1. Start the day with a breakfast smoothie.
All you have to do is throw some fruits, full fat yogurt into a blender. You may also want to add a tablespoon of shelled hemp seeds for protein we need at every meal (hemp seeds are a great alternative to protein powder btw). Just blend for a few seconds and you have the perfect breakfast ready to go. I like to add healthy extras like Supergreens powders, Acai berry powder, maca, or raw cacao.
2. Grow your own – with the kids.
There are heaps of health benefits of growing your own, not least that you actually get to eat nearly all the good stuff because you’re harvesting & eating immediately (as opposed to buying from the supermarket where those ‘fresh’ veg may have been sitting in cold storage for weeks after having been harvested the week before, prepared then imported from another country). Mangetout are super-easy to grow and are sweet enough to be eaten straight off the plant.
3. I’m not a fan of sandwiches.

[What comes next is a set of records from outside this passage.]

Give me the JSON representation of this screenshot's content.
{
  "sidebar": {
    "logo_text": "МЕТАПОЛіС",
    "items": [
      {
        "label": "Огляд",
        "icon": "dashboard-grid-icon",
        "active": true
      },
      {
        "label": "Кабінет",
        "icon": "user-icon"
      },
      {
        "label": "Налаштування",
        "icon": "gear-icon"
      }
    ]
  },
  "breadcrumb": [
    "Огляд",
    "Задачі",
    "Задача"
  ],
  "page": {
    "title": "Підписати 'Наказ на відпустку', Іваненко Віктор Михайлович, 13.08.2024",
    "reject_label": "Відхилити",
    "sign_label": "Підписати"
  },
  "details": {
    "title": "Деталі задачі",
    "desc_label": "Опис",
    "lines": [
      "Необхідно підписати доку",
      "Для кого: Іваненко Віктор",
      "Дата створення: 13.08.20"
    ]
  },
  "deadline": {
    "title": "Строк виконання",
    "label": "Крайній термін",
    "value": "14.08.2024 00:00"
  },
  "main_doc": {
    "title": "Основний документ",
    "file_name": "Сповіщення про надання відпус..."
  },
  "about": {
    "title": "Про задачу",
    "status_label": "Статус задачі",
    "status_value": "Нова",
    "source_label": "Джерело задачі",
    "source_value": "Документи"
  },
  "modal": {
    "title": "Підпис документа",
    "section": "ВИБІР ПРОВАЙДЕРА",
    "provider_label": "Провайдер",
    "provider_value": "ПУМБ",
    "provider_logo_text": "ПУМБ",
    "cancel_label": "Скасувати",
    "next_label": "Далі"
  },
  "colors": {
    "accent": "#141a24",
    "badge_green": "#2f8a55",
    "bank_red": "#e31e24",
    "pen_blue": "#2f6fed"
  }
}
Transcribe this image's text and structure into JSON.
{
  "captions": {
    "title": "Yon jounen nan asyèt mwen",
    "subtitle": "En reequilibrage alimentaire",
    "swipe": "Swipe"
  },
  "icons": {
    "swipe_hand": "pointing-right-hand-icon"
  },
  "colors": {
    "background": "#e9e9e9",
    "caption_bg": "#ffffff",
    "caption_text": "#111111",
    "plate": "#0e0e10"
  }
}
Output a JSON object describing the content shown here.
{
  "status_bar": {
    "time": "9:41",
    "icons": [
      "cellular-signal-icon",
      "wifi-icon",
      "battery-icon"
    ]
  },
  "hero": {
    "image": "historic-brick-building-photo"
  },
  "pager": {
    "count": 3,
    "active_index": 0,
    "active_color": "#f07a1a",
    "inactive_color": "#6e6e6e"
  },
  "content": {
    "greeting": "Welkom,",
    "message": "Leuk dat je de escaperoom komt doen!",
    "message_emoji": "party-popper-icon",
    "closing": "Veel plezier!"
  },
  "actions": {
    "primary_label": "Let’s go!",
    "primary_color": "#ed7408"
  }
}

However, I am a fan of reality checks, and the reality is many kids have sandwiches for their lunch (mine included). Top peanut butter on toast with strawberries or raspberries. Fill out a turkey sandwich with lettuce, tomato, cucumber and anything else they will eat. You can even make a sub shop style vegetable sandwich by combining several different vegetables with some mayonnaise and cheese on bread.
4. Have a salad bar at dinner.
Set out a variety of chopped vegetables, some cheese and croutons as well as several choices of salad dressing along with the lettuce and let everybody create their own perfect salad. You do need to set the expectation that everyone has a decent serving & variety of ‘the good stuff’.
5. Try this for dessert.
Peel some bananas, break into chunks & freeze. Then blitz in your Nutribullet with some raw cacao. It’s ice cream right there!
6. Offer fruits and vegetables as snacks.
You can cut apples into slices and top them with almond butter or cheese. Cube cheese and serve with grapes. Cut up some fresh veggies and serve them with hummus. And of course there’s ants on a log. Spread some cream cheese or peanut butter on the inside of a stick of celery and sprinkle raisins on it (wow, fruit and vegetable in one snack).
7. Try some new fruits and vegetables.
Pick something exotic to get your family’s curiosity. With a little luck their curiosity will outweigh their initial apprehension to trying something new. Try purple carrots, mini cucumbers, watermelon slices, or papaya (transformed by a squeeze of fresh lemon juice), mangos from India or Pakistan are a far cry from the dry hairy mangos commonly available – you’ll have to go to a green grocer or Asian supermarket for these, but they are readily available in season once you know where. They really are worth seeking out. If you haven’t had mango juice dribbling down your arms all the way to your elbows, you haven’t had a mango worth eating!
8. Make a pot of vegetable & lentil soup or a stew that’s heavy on veggies and easy on the meat.
They make great comfort food.
9. Let them eat lettuce!
The trick is to make a sweet salad dressing (salad without dressing is boring). Here is a classic vinaigrette recipe with some honey added to make it much more palatable. As your kids become accustomed to eating salad, you can dial back the honey. Starting them on the crispy stem of Kos lettuce is another great way to get them eating lettuce. It’s crunchy & juicy.
Vinaigrette keeps for ages in the fridge, so I always make a full jar to use through the week – it’s a good way to get that 30ml (2 tbs) of olive oil a day we need to protect our cardiovascular systems. You may find the oil & vinegar separate over time & it needs a shake again. Shop bought vinaigrettes don’t separate because they have emulsifiers in them. I’d rather shake my jam jar – emulsifiers are linked to gut inflammation and bowel cancer. If you want a thinner vinaigrette that holds together longer, add some water & then blend in a nutribullet/ with a hand blender. It’ll stay together for ages that way, and you can use it to add goodness to your salad every day.